Top of DATASET RECORDS

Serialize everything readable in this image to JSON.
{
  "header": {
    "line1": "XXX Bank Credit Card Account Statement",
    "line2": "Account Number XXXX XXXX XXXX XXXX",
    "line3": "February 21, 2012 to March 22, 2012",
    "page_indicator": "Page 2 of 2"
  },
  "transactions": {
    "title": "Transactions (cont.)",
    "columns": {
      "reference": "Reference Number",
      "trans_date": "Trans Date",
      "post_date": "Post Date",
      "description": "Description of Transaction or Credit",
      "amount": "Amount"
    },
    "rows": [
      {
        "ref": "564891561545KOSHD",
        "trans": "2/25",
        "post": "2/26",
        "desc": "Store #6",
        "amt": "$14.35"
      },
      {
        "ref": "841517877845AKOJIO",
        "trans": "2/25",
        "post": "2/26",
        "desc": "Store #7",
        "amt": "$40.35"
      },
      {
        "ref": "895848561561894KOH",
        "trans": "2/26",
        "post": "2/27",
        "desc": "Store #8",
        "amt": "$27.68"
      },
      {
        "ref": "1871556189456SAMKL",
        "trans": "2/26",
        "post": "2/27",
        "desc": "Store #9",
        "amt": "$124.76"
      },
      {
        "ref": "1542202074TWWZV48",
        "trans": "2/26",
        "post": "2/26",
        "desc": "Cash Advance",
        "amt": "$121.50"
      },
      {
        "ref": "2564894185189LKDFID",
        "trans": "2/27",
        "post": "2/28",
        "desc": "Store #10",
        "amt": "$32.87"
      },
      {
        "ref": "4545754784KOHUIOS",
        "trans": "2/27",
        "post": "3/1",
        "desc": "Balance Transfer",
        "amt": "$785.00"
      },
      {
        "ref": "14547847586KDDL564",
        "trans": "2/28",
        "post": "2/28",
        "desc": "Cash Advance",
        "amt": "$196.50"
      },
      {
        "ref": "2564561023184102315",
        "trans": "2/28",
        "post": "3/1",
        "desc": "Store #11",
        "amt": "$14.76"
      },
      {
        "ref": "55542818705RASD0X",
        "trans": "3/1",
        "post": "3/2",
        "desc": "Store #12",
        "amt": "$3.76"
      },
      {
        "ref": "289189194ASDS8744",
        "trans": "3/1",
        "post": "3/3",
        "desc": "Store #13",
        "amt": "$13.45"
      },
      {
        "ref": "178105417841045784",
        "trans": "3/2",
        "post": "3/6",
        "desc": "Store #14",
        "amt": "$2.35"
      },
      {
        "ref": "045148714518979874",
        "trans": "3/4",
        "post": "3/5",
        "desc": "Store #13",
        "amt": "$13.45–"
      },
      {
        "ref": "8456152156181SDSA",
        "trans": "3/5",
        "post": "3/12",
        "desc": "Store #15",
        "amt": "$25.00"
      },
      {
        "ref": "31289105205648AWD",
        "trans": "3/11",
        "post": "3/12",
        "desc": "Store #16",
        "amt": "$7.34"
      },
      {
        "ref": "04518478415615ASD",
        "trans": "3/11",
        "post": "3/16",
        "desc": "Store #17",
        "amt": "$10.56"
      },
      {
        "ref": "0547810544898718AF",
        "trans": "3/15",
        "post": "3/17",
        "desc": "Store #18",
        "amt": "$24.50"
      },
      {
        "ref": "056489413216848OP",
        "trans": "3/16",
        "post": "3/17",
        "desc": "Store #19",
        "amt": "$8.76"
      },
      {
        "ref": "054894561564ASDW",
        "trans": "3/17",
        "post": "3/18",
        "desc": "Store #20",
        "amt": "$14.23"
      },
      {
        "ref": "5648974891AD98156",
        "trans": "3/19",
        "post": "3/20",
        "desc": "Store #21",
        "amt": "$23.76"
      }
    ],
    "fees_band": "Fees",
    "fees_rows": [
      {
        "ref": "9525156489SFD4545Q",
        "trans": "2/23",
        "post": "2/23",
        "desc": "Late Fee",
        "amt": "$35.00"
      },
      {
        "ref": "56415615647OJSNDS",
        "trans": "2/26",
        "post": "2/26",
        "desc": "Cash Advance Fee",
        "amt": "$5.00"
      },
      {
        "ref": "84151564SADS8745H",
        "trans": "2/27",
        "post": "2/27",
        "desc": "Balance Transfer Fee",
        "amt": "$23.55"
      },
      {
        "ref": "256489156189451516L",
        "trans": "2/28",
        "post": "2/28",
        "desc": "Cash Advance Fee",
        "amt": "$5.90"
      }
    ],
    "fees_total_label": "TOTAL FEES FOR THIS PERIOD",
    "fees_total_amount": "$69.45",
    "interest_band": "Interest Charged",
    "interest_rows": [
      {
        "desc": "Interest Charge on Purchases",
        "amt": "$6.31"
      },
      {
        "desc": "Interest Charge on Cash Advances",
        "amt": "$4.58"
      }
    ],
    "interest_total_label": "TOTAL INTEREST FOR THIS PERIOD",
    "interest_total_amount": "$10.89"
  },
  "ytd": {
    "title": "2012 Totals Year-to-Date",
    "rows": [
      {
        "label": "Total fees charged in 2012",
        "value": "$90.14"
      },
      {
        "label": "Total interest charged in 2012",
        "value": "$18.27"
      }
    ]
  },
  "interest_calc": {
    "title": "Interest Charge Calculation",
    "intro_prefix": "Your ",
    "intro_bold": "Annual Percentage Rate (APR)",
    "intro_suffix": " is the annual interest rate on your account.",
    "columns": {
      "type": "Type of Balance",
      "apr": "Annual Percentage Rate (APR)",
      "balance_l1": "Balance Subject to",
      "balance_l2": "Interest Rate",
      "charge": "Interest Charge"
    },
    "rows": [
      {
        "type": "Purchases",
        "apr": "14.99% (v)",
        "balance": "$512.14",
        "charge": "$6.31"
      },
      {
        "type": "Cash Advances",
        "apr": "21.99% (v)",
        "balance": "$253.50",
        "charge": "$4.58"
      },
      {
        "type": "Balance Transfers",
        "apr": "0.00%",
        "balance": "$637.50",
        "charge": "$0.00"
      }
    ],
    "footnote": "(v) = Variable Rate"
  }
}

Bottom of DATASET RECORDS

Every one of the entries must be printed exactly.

Serialize everything readable in this image to JSON.
{
  "header": {
    "line1": "XXX Bank Credit Card Account Statement",
    "line2": "Account Number XXXX XXXX XXXX XXXX",
    "line3": "February 21, 2012 to March 22, 2012",
    "page_indicator": "Page 2 of 2"
  },
  "transactions": {
    "title": "Transactions (cont.)",
    "columns": {
      "reference": "Reference Number",
      "trans_date": "Trans Date",
      "post_date": "Post Date",
      "description": "Description of Transaction or Credit",
      "amount": "Amount"
    },
    "rows": [
      {
        "ref": "564891561545KOSHD",
        "trans": "2/25",
        "post": "2/26",
        "desc": "Store #6",
        "amt": "$14.35"
      },
      {
        "ref": "841517877845AKOJIO",
        "trans": "2/25",
        "post": "2/26",
        "desc": "Store #7",
        "amt": "$40.35"
      },
      {
        "ref": "895848561561894KOH",
        "trans": "2/26",
        "post": "2/27",
        "desc": "Store #8",
        "amt": "$27.68"
      },
      {
        "ref": "1871556189456SAMKL",
        "trans": "2/26",
        "post": "2/27",
        "desc": "Store #9",
        "amt": "$124.76"
      },
      {
        "ref": "1542202074TWWZV48",
        "trans": "2/26",
        "post": "2/26",
        "desc": "Cash Advance",
        "amt": "$121.50"
      },
      {
        "ref": "2564894185189LKDFID",
        "trans": "2/27",
        "post": "2/28",
        "desc": "Store #10",
        "amt": "$32.87"
      },
      {
        "ref": "4545754784KOHUIOS",
        "trans": "2/27",
        "post": "3/1",
        "desc": "Balance Transfer",
        "amt": "$785.00"
      },
      {
        "ref": "14547847586KDDL564",
        "trans": "2/28",
        "post": "2/28",
        "desc": "Cash Advance",
        "amt": "$196.50"
      },
      {
        "ref": "2564561023184102315",
        "trans": "2/28",
        "post": "3/1",
        "desc": "Store #11",
        "amt": "$14.76"
      },
      {
        "ref": "55542818705RASD0X",
        "trans": "3/1",
        "post": "3/2",
        "desc": "Store #12",
        "amt": "$3.76"
      },
      {
        "ref": "289189194ASDS8744",
        "trans": "3/1",
        "post": "3/3",
        "desc": "Store #13",
        "amt": "$13.45"
      },
      {
        "ref": "178105417841045784",
        "trans": "3/2",
        "post": "3/6",
        "desc": "Store #14",
        "amt": "$2.35"
      },
      {
        "ref": "045148714518979874",
        "trans": "3/4",
        "post": "3/5",
        "desc": "Store #13",
        "amt": "$13.45–"
      },
      {
        "ref": "8456152156181SDSA",
        "trans": "3/5",
        "post": "3/12",
        "desc": "Store #15",
        "amt": "$25.00"
      },
      {
        "ref": "31289105205648AWD",
        "trans": "3/11",
        "post": "3/12",
        "desc": "Store #16",
        "amt": "$7.34"
      },
      {
        "ref": "04518478415615ASD",
        "trans": "3/11",
        "post": "3/16",
        "desc": "Store #17",
        "amt": "$10.56"
      },
      {
        "ref": "0547810544898718AF",
        "trans": "3/15",
        "post": "3/17",
        "desc": "Store #18",
        "amt": "$24.50"
      },
      {
        "ref": "056489413216848OP",
        "trans": "3/16",
        "post": "3/17",
        "desc": "Store #19",
        "amt": "$8.76"
      },
      {
        "ref": "054894561564ASDW",
        "trans": "3/17",
        "post": "3/18",
        "desc": "Store #20",
        "amt": "$14.23"
      },
      {
        "ref": "5648974891AD98156",
        "trans": "3/19",
        "post": "3/20",
        "desc": "Store #21",
        "amt": "$23.76"
      }
    ],
    "fees_band": "Fees",
    "fees_rows": [
      {
        "ref": "9525156489SFD4545Q",
        "trans": "2/23",
        "post": "2/23",
        "desc": "Late Fee",
        "amt": "$35.00"
      },
      {
        "ref": "56415615647OJSNDS",
        "trans": "2/26",
        "post": "2/26",
        "desc": "Cash Advance Fee",
        "amt": "$5.00"
      },
      {
        "ref": "84151564SADS8745H",
        "trans": "2/27",
        "post": "2/27",
        "desc": "Balance Transfer Fee",
        "amt": "$23.55"
      },
      {
        "ref": "256489156189451516L",
        "trans": "2/28",
        "post": "2/28",
        "desc": "Cash Advance Fee",
        "amt": "$5.90"
      }
    ],
    "fees_total_label": "TOTAL FEES FOR THIS PERIOD",
    "fees_total_amount": "$69.45",
    "interest_band": "Interest Charged",
    "interest_rows": [
      {
        "desc": "Interest Charge on Purchases",
        "amt": "$6.31"
      },
      {
        "desc": "Interest Charge on Cash Advances",
        "amt": "$4.58"
      }
    ],
    "interest_total_label": "TOTAL INTEREST FOR THIS PERIOD",
    "interest_total_amount": "$10.89"
  },
  "ytd": {
    "title": "2012 Totals Year-to-Date",
    "rows": [
      {
        "label": "Total fees charged in 2012",
        "value": "$90.14"
      },
      {
        "label": "Total interest charged in 2012",
        "value": "$18.27"
      }
    ]
  },
  "interest_calc": {
    "title": "Interest Charge Calculation",
    "intro_prefix": "Your ",
    "intro_bold": "Annual Percentage Rate (APR)",
    "intro_suffix": " is the annual interest rate on your account.",
    "columns": {
      "type": "Type of Balance",
      "apr": "Annual Percentage Rate (APR)",
      "balance_l1": "Balance Subject to",
      "balance_l2": "Interest Rate",
      "charge": "Interest Charge"
    },
    "rows": [
      {
        "type": "Purchases",
        "apr": "14.99% (v)",
        "balance": "$512.14",
        "charge": "$6.31"
      },
      {
        "type": "Cash Advances",
        "apr": "21.99% (v)",
        "balance": "$253.50",
        "charge": "$4.58"
      },
      {
        "type": "Balance Transfers",
        "apr": "0.00%",
        "balance": "$637.50",
        "charge": "$0.00"
      }
    ],
    "footnote": "(v) = Variable Rate"
  }
}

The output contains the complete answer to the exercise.